How to get your kids to eat your home made casserole? Cover it with their favourite #cullyandsullyuk chicken soup. Winner!
I learnt a new word today and if there was an emoji for it then it would be this! PIZZLED, when your pissed off and puzzled all at the same time. Thank you #rubywaxfrazzled for the language education and Euan for the always hilarious faces (he was 4 years old and eating lunch out with his new 2 month old baby brother so his face could be saying all sorts of things!) #gloucesterlife #nipitinthebudblog
I don't suppose many people recall the exact date they found out they were pregnant or have a photo to mark their total delight. 15/8/15 we found out our second miracle Luca was on his way. We'd become second time parents in our 40s and 22 years after we started dating. Our boys were so worth the painful years of waiting. (And our picture to mark the occasion is thanks to Mum and Dad babysitting Euan so we could go to a friend's wedding evening do.)
After school chills @gloucestercathedral @gloscathedral
Best friend brothers. Our #siblingsproject post for this month (link in bio) #nipitinthebudblog #gloucesterlife
It's so hard to grieve the loss of your Mum when just looking in the mirror each morning reminds you of what you're missing. Dad always said "thankfully you get your looks from your Mum" with a cheeky twinkle in his eye.
Regrann from @the_tightrope_walker - Emotional Impact 🎗. “CCLG parent survey reveals the emotional impact of childhood cancer.” I read an article by @cclg_uk ; it highlights many of the daily feelings that most parents & carers experience after a child is diagnosed with cancer. We have been unbelievably blessed to have had fantastic support around us since Dylan was diagnosed. The parents at school devised a meal rota & every Friday for months someone would drop over a week’s worth of home cooked food for us to put in the freezer. The amount of pressure that took away from us was immense; we would often be in hospital on rotation with Dylan overnight so it really helped...it particularly helped Ruari as Nick & I were often not home until late 💔. Whilst we are surrounded by wonderful friends & people who bend over backwards to help there is still an indescribable darkness that hangs over you once you receive the news that your child has cancer. Emotions are often unpredictable as are the minutes, hours & days. Some days you feel able to talk, other days you just don’t want to get out of bed such is the weight that you carry around constantly. This article touches on so many subtleties & there is little I don’t identify with. The sense of loneliness & isolation, the stress & crippling anxiety, the grief at the loss of a “normal” life, the lack of awareness, the things people say that cut through you...it goes on. The article also highlights the improvement needed in focusing on the parents & carers who are going through horrendous emotional & psychological battles whilst watching their child being treated for cancer. There is such a long list of unseen side effects besides the side effects of the treatments that these children have to endure in order to hopefully be cured. Childhood cancer affects absolutely everything; life really is never the same again & whilst we all wait for our “new normal” we’re still working out how to come to terms with losing the old normal & dealing with perpetual shock. If you have a moment, please read it (link in bio). You never know who might benefit from this kind of awareness. #ccam #livingwithcancer #emotionalimpact #childhoo
3 years of first day at a school photos. How is this little guy growing up so fast - nearer 7 years old than 6! #lovethisboy💙 #nipitinthebudblog

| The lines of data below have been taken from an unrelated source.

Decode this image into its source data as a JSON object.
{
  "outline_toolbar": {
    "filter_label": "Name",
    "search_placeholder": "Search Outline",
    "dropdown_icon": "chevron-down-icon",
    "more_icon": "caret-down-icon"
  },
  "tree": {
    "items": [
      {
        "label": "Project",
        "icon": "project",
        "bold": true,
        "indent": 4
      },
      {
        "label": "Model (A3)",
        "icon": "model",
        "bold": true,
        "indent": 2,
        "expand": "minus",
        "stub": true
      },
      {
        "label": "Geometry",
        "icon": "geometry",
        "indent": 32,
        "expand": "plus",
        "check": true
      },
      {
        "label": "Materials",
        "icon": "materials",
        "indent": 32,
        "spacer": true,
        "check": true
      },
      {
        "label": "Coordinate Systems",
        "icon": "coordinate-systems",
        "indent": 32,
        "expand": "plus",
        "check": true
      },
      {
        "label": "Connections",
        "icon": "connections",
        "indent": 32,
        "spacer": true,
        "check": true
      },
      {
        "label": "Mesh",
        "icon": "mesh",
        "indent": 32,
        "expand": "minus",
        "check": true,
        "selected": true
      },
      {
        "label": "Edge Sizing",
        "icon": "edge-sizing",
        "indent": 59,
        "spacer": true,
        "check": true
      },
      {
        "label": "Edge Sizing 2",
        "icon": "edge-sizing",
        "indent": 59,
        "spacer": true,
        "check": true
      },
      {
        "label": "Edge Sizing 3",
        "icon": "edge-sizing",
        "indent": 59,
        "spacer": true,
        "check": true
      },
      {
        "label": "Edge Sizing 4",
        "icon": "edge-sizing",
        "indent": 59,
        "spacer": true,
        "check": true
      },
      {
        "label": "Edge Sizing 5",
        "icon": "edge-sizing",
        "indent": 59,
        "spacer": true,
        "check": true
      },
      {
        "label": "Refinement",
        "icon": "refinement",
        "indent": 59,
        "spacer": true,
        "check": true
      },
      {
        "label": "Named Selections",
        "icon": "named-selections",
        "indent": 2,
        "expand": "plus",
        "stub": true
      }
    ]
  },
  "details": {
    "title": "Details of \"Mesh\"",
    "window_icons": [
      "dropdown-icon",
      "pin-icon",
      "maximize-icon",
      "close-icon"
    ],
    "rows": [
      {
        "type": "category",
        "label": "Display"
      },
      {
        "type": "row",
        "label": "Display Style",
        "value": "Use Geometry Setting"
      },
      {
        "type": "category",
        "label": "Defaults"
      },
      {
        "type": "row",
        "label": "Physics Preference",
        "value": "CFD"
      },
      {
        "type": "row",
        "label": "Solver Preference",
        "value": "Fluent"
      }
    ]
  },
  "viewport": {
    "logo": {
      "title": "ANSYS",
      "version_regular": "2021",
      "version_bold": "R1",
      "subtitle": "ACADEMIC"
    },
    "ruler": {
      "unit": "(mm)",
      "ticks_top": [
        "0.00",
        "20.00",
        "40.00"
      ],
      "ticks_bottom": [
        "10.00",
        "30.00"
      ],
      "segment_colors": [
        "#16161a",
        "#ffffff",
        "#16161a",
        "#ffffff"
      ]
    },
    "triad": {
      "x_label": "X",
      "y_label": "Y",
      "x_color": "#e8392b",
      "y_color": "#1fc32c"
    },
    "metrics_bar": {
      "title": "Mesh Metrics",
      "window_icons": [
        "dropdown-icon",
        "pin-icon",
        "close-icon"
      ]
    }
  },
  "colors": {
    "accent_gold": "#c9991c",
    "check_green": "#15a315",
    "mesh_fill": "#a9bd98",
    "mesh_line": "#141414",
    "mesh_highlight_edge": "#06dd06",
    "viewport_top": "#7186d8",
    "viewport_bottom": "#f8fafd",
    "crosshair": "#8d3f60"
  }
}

Follow me on Twitter

Featured posts elsewhere

A Gardeners Voice Featured Blog!
TOTS 100 - UK Parent Blogs

%d bloggers like this: